__REQUIREMENT__
Every single record needs to be restated word for word.

__DATA PROVIDED__
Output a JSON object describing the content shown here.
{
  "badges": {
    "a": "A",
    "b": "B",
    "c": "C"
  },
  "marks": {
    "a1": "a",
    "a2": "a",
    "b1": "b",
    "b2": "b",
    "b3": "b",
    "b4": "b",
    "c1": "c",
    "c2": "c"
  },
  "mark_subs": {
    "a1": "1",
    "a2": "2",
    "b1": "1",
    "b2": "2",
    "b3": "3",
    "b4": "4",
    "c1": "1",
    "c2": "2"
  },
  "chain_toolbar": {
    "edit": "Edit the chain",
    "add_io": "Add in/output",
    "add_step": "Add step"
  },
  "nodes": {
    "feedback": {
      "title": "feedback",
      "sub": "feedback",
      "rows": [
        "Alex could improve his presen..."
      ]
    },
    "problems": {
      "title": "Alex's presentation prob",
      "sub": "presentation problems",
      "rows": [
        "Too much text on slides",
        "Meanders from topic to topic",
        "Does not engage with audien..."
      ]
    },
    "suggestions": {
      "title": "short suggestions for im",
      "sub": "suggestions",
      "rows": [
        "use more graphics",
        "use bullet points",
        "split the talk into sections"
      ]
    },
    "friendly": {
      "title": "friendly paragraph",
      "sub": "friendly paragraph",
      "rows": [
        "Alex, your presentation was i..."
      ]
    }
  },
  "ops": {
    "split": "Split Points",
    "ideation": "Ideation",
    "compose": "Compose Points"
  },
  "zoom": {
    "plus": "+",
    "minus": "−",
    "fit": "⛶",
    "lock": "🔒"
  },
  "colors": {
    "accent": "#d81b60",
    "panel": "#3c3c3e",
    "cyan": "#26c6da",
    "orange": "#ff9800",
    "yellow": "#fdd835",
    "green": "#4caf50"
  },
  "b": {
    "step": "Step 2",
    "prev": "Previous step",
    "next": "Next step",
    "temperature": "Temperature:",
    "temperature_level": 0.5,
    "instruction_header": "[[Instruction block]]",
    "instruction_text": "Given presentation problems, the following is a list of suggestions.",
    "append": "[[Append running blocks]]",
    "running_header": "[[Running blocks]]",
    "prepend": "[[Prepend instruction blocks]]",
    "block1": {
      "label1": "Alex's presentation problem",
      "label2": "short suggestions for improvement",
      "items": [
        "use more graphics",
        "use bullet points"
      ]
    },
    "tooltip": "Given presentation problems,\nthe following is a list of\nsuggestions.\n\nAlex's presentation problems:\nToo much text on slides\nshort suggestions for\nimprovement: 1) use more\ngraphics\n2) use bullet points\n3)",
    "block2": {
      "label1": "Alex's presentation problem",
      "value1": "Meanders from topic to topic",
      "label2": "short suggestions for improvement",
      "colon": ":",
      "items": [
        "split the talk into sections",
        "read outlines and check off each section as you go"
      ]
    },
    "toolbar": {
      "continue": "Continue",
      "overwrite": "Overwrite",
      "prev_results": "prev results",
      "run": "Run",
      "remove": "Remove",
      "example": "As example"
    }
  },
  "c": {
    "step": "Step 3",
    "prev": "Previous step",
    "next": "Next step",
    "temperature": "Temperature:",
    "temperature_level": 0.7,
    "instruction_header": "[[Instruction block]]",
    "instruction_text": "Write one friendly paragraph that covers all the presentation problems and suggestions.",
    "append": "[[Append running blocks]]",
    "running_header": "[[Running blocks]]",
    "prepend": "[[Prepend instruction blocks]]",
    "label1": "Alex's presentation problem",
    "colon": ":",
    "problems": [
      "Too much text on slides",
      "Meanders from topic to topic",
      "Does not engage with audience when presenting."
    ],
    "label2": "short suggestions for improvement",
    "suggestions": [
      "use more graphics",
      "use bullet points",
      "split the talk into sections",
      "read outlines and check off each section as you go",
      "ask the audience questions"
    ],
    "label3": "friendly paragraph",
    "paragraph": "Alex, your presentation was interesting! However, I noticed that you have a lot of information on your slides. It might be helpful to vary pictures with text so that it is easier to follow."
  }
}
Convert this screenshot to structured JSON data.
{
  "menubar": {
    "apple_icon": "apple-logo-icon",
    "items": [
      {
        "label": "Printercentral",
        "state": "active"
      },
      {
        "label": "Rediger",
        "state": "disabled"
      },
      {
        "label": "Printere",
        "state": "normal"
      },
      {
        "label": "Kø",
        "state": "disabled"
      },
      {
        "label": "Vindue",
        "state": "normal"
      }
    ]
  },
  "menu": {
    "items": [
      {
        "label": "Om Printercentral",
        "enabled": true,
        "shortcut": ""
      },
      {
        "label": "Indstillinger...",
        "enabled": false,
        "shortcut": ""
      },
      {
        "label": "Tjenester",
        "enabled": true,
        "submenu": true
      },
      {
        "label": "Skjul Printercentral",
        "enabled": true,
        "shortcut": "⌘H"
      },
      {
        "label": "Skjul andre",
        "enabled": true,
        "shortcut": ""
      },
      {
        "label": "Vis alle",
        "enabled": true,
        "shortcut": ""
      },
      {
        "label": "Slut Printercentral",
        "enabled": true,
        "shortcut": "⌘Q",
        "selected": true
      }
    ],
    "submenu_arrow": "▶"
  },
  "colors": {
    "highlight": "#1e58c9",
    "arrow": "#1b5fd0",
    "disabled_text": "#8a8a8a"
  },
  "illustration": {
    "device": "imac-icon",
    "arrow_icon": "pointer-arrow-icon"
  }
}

__SOLUTION TO THE PROBLEM__
Output a JSON object describing the content shown here.
{
  "badges": {
    "a": "A",
    "b": "B",
    "c": "C"
  },
  "marks": {
    "a1": "a",
    "a2": "a",
    "b1": "b",
    "b2": "b",
    "b3": "b",
    "b4": "b",
    "c1": "c",
    "c2": "c"
  },
  "mark_subs": {
    "a1": "1",
    "a2": "2",
    "b1": "1",
    "b2": "2",
    "b3": "3",
    "b4": "4",
    "c1": "1",
    "c2": "2"
  },
  "chain_toolbar": {
    "edit": "Edit the chain",
    "add_io": "Add in/output",
    "add_step": "Add step"
  },
  "nodes": {
    "feedback": {
      "title": "feedback",
      "sub": "feedback",
      "rows": [
        "Alex could improve his presen..."
      ]
    },
    "problems": {
      "title": "Alex's presentation prob",
      "sub": "presentation problems",
      "rows": [
        "Too much text on slides",
        "Meanders from topic to topic",
        "Does not engage with audien..."
      ]
    },
    "suggestions": {
      "title": "short suggestions for im",
      "sub": "suggestions",
      "rows": [
        "use more graphics",
        "use bullet points",
        "split the talk into sections"
      ]
    },
    "friendly": {
      "title": "friendly paragraph",
      "sub": "friendly paragraph",
      "rows": [
        "Alex, your presentation was i..."
      ]
    }
  },
  "ops": {
    "split": "Split Points",
    "ideation": "Ideation",
    "compose": "Compose Points"
  },
  "zoom": {
    "plus": "+",
    "minus": "−",
    "fit": "⛶",
    "lock": "🔒"
  },
  "colors": {
    "accent": "#d81b60",
    "panel": "#3c3c3e",
    "cyan": "#26c6da",
    "orange": "#ff9800",
    "yellow": "#fdd835",
    "green": "#4caf50"
  },
  "b": {
    "step": "Step 2",
    "prev": "Previous step",
    "next": "Next step",
    "temperature": "Temperature:",
    "temperature_level": 0.5,
    "instruction_header": "[[Instruction block]]",
    "instruction_text": "Given presentation problems, the following is a list of suggestions.",
    "append": "[[Append running blocks]]",
    "running_header": "[[Running blocks]]",
    "prepend": "[[Prepend instruction blocks]]",
    "block1": {
      "label1": "Alex's presentation problem",
      "label2": "short suggestions for improvement",
      "items": [
        "use more graphics",
        "use bullet points"
      ]
    },
    "tooltip": "Given presentation problems,\nthe following is a list of\nsuggestions.\n\nAlex's presentation problems:\nToo much text on slides\nshort suggestions for\nimprovement: 1) use more\ngraphics\n2) use bullet points\n3)",
    "block2": {
      "label1": "Alex's presentation problem",
      "value1": "Meanders from topic to topic",
      "label2": "short suggestions for improvement",
      "colon": ":",
      "items": [
        "split the talk into sections",
        "read outlines and check off each section as you go"
      ]
    },
    "toolbar": {
      "continue": "Continue",
      "overwrite": "Overwrite",
      "prev_results": "prev results",
      "run": "Run",
      "remove": "Remove",
      "example": "As example"
    }
  },
  "c": {
    "step": "Step 3",
    "prev": "Previous step",
    "next": "Next step",
    "temperature": "Temperature:",
    "temperature_level": 0.7,
    "instruction_header": "[[Instruction block]]",
    "instruction_text": "Write one friendly paragraph that covers all the presentation problems and suggestions.",
    "append": "[[Append running blocks]]",
    "running_header": "[[Running blocks]]",
    "prepend": "[[Prepend instruction blocks]]",
    "label1": "Alex's presentation problem",
    "colon": ":",
    "problems": [
      "Too much text on slides",
      "Meanders from topic to topic",
      "Does not engage with audience when presenting."
    ],
    "label2": "short suggestions for improvement",
    "suggestions": [
      "use more graphics",
      "use bullet points",
      "split the talk into sections",
      "read outlines and check off each section as you go",
      "ask the audience questions"
    ],
    "label3": "friendly paragraph",
    "paragraph": "Alex, your presentation was interesting! However, I noticed that you have a lot of information on your slides. It might be helpful to vary pictures with text so that it is easier to follow."
  }
}
Convert this screenshot to structured JSON data.
{
  "menubar": {
    "apple_icon": "apple-logo-icon",
    "items": [
      {
        "label": "Printercentral",
        "state": "active"
      },
      {
        "label": "Rediger",
        "state": "disabled"
      },
      {
        "label": "Printere",
        "state": "normal"
      },
      {
        "label": "Kø",
        "state": "disabled"
      },
      {
        "label": "Vindue",
        "state": "normal"
      }
    ]
  },
  "menu": {
    "items": [
      {
        "label": "Om Printercentral",
        "enabled": true,
        "shortcut": ""
      },
      {
        "label": "Indstillinger...",
        "enabled": false,
        "shortcut": ""
      },
      {
        "label": "Tjenester",
        "enabled": true,
        "submenu": true
      },
      {
        "label": "Skjul Printercentral",
        "enabled": true,
        "shortcut": "⌘H"
      },
      {
        "label": "Skjul andre",
        "enabled": true,
        "shortcut": ""
      },
      {
        "label": "Vis alle",
        "enabled": true,
        "shortcut": ""
      },
      {
        "label": "Slut Printercentral",
        "enabled": true,
        "shortcut": "⌘Q",
        "selected": true
      }
    ],
    "submenu_arrow": "▶"
  },
  "colors": {
    "highlight": "#1e58c9",
    "arrow": "#1b5fd0",
    "disabled_text": "#8a8a8a"
  },
  "illustration": {
    "device": "imac-icon",
    "arrow_icon": "pointer-arrow-icon"
  }
}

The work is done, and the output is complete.